Why are ticks so hard to remove?

Because they glue themselves in place.

George the tick

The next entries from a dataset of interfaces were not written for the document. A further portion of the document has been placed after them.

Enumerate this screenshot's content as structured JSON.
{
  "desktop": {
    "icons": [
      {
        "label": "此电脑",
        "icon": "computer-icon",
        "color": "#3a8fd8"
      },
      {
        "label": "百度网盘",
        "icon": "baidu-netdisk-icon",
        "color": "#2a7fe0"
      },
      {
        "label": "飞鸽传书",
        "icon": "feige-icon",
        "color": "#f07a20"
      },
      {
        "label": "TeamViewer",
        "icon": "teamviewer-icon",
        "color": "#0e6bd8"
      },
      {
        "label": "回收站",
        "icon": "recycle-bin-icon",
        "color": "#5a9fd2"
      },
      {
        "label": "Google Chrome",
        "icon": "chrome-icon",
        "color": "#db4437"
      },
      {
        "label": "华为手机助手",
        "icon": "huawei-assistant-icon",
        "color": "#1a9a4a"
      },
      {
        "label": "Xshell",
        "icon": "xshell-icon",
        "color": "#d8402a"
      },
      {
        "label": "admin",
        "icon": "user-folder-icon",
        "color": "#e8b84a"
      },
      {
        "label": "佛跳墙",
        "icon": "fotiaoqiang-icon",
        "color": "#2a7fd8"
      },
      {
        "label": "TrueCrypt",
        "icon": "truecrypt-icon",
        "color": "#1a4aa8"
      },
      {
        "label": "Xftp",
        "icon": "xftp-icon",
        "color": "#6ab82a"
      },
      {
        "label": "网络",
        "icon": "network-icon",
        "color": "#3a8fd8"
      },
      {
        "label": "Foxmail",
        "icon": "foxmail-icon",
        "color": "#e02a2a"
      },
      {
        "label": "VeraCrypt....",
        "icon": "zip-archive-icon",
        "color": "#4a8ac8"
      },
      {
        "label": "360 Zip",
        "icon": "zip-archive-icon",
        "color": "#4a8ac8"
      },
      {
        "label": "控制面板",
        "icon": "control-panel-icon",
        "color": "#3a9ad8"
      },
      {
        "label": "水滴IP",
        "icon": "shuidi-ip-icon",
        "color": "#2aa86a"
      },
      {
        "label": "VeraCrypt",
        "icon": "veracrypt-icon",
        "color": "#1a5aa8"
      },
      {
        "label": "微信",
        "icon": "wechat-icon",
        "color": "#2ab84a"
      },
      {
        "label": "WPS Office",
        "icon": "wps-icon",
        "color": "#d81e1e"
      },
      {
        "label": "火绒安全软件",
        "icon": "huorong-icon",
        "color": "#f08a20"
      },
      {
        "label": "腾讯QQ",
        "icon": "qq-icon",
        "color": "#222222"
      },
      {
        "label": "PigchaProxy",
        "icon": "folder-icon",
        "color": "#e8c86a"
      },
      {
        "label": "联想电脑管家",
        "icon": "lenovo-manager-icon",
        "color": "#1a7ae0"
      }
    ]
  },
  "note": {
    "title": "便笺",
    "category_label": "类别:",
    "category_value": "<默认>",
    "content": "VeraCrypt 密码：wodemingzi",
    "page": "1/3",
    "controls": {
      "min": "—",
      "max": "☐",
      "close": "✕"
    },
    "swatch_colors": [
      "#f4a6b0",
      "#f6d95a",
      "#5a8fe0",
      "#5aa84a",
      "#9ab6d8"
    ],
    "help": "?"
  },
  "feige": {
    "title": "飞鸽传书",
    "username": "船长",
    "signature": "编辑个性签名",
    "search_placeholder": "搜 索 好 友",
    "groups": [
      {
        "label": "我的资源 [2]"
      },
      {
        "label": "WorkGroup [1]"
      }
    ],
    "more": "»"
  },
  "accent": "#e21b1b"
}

Ticks are remarkably well adapted for doing what they do best   latch on, hang on, suck blood. First they saw a tiny slit through the outer skin, using a pair of alternating saw blades called chelicerae, injecting an anesthetic as they go. The victim usually feels nothing. Next, the tick forces its multi-barbed hypostome deep into the skin and secretes a sophisticated organic glue thereby locking itself solidly into place. In terms of removal, the hypostome of a glued-in tick might just as well be part of your skin.